My most urgent task at the moment is to put up fencing to protect the coppice stools from rabbits. This is quite expensive and the weather has prevented me from doing too much about it, but I'll have to do it in the next couple of weeks or so. This has to be dug into the ground to stop the rabbits burrowing underneath.

Speaking of coppicing, in the newly-exposed soil around the tree stumps I'm randomly planting potatoes and vegetable seeds - beetroots, maize, beans, pumpkins, carrots, marrows and butternut squashes. It occurred to me that I might be onto something here and I've never heard of anyone else doing this. Here is 25 years of leaf mulch, which has produced some of the richest soil imaginable, that is suddenly open to sunlight. Furthermore, it will be protected from rabbits by the fencing. I reckon there will be a couple of years before the new tree growth begins to block out the light again, and in the meantime I'm hoping that this will allow for some great (and very easy) no-dig vegetable gardening to go on. The random nature of the planting will protect against invasion by predator insects, which love groups of crops sown closely together. That's the plan anyway.

I've also begun inoculating sawn-up logs with mushroom spores - oyster mushrooms, shiitakes, pearl and chicken of the woods. The logs need to be kept damp - no problem in this climate!

I managed to sell some of my cut wood from this year's coppice - not much, but it's an exciting start! I'm beginning to keep notes on how much the land is producing. Everything should be included in it, from wood and seedlings, to hedge berries, rabbits and pounds of apples. The reason I'm starting to do this is a growing suspicion that in the not-too-distant future landowners will have to justify their land and prove to government officials that they are doing everything they can to make it productive and not just using it for leisure.
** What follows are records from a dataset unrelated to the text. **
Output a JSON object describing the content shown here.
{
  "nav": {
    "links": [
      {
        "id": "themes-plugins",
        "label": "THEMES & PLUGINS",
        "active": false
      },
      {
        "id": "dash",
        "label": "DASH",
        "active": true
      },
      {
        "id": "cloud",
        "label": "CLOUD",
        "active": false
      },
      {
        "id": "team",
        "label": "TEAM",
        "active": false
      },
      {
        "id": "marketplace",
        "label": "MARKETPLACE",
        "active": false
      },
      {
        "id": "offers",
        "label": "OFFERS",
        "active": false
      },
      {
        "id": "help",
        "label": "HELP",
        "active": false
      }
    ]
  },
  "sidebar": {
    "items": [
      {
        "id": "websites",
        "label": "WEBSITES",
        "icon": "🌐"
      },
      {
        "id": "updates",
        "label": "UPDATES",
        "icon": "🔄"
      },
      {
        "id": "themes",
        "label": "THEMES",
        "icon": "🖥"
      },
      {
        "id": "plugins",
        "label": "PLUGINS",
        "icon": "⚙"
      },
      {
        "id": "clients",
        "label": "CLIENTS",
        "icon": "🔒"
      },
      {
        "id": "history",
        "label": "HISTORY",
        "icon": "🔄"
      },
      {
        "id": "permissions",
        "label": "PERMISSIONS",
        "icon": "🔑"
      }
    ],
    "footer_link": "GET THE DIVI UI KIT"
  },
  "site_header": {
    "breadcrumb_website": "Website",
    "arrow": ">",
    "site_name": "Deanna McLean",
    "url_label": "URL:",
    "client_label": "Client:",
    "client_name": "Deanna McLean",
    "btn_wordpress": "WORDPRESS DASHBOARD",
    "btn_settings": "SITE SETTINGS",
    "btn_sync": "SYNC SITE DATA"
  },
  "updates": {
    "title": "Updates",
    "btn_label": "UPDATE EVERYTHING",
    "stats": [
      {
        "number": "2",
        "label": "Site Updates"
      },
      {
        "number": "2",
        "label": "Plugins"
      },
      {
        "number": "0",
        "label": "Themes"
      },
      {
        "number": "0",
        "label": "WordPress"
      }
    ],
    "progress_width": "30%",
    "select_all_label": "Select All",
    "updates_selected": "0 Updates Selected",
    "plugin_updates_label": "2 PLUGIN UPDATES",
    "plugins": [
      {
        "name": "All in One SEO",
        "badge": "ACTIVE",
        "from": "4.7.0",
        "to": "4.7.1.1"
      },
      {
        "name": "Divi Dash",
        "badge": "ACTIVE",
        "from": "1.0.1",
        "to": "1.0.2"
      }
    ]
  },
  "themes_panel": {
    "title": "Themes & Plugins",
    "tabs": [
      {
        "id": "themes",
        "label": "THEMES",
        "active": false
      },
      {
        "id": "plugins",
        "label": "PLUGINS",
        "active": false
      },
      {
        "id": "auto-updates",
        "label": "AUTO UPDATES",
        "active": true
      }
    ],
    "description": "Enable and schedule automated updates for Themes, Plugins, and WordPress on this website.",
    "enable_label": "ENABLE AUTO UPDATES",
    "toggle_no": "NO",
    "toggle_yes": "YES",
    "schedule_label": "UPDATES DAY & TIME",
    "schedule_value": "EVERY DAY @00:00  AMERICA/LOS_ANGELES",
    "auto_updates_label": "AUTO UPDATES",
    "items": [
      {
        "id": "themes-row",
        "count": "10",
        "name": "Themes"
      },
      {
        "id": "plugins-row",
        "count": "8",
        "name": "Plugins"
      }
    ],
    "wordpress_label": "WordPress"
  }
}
I recently watched all of the episodes of the BBC series 'Victorian Farm' and went on to watch 'Wartime Farm' - I'd highly recommend both series as they are free to watch on YouTube. It then hit me that a financial storm will likely render the UK unable to purchase chemical fertiliser and oil, meaning the threat of widespread hunger. When this happened during the last war, all farmers were immediately placed under the watchful eye of the 'War Ag' i.e. inspectors who ensured landowners were doing everything they could to produce as much food and wood as possible. Failure to make the grade meant confiscation of your land. In one case, a farmer who refused to cooperate was shot dead by police following a siege.

But since the last war the population has more than doubled, the skills to work the land without chemicals have evaporated, a massive area has been concreted over by urban sprawl and the fertility of the topsoil has plummeted. And now we are also losing large amounts of low-lying fertile land to flooding. The only reason people are not worried by all this is because there is this false notion floating around that we will always be able to buy whatever we want on the so-called global market. To me that sounds like a risky proposition.

Officialdom loves documentation, so from here on in I'll be taking notes of exactly what the inputs and outputs are at Fox Wood. After all, I wouldn't want the land to be placed in the hands of a bureaucrat, ploughed up and planted with potatoes to feed starving city folk. This, to me, is a far more likely scenario than the imagined gangs of thugs who will be roaming the countryside looking for food.

I'm just thinking ahead and it pays to spot potential predators lurking in bushes.